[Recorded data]
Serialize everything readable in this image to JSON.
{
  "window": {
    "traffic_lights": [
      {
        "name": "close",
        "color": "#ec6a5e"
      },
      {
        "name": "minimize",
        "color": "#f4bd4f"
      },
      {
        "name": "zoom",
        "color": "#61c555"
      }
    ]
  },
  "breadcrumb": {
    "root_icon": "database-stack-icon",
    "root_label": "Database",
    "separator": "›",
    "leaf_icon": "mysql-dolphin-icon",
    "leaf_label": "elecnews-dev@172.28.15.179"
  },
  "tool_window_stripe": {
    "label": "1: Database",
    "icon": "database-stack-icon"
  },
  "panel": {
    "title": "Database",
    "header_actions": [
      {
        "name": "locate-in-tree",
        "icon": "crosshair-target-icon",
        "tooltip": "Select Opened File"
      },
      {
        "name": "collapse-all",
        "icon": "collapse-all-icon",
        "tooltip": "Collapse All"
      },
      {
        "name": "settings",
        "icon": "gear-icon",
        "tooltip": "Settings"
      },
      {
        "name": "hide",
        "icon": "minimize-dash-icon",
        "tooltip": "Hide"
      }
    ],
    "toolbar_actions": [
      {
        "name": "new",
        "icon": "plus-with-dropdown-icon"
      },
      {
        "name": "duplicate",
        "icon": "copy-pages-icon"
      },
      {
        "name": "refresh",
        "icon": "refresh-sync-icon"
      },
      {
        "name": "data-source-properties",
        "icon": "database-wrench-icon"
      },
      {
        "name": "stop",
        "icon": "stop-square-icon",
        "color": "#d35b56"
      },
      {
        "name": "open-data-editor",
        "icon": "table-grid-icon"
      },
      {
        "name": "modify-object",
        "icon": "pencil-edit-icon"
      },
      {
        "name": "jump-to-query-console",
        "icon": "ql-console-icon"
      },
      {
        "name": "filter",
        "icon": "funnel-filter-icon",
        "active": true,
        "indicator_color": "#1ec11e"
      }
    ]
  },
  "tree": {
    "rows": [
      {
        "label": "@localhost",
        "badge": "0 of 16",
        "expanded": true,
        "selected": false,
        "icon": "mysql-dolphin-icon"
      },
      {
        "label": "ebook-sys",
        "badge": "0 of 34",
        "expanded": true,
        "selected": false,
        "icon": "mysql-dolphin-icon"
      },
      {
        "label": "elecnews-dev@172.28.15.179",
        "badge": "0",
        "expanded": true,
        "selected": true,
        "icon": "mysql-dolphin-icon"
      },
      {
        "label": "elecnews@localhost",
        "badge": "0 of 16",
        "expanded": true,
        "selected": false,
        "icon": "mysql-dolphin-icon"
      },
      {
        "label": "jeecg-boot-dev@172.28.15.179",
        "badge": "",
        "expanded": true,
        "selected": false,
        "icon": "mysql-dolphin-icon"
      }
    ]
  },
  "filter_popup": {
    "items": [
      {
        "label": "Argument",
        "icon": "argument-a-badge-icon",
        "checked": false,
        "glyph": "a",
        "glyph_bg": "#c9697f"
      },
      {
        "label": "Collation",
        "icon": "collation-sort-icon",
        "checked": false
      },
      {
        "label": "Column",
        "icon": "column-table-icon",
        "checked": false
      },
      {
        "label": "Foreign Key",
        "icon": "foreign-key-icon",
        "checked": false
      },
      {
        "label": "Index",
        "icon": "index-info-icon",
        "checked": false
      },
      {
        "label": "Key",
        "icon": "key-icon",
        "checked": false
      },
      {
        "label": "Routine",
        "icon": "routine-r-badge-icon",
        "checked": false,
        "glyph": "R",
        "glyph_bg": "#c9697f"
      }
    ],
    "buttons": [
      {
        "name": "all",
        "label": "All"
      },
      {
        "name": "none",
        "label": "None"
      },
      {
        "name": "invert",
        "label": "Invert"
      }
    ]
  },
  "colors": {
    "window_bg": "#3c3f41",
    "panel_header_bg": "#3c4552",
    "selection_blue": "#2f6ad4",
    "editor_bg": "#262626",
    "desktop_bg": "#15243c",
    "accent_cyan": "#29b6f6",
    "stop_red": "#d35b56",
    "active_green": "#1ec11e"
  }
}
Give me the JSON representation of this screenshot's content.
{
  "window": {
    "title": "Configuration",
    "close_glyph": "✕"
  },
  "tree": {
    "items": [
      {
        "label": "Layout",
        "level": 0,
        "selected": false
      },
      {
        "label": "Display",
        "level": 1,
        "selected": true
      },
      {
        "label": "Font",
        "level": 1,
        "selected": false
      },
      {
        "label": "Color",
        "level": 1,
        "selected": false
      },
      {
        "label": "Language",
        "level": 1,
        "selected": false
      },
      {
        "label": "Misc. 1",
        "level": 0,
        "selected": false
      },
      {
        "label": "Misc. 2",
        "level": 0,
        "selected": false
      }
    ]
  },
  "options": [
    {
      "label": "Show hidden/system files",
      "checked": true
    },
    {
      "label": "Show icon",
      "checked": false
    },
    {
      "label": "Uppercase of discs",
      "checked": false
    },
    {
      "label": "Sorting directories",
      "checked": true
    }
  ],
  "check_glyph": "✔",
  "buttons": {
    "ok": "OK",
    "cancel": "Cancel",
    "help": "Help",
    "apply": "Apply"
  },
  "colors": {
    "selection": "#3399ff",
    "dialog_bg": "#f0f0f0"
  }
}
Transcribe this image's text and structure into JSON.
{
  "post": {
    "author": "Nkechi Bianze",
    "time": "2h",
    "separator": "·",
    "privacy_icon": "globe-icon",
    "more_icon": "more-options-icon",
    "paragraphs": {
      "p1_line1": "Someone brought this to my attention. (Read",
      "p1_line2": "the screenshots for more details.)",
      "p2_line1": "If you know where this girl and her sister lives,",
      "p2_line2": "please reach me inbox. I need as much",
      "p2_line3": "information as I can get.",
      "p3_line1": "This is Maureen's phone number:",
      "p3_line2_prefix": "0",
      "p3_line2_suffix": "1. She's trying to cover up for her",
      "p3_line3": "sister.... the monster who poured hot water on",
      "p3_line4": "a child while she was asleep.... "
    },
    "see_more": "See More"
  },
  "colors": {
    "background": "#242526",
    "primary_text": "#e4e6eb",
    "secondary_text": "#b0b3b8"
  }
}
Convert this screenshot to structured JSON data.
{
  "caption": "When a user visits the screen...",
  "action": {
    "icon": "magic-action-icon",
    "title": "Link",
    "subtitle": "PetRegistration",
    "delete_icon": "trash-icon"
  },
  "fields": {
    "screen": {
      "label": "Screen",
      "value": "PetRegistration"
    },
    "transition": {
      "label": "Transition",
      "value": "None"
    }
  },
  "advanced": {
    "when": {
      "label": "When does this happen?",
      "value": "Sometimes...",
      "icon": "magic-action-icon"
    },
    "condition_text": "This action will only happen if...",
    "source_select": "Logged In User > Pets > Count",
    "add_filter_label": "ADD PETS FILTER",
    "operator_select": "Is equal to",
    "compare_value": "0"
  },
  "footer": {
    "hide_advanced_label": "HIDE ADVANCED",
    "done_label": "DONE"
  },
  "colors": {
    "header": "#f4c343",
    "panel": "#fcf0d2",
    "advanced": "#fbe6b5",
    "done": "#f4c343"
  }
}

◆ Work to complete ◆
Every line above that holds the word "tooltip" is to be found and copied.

◆ Written answer ◆
        "tooltip": "Select Opened File"
        "tooltip": "Collapse All"
        "tooltip": "Settings"
        "tooltip": "Hide"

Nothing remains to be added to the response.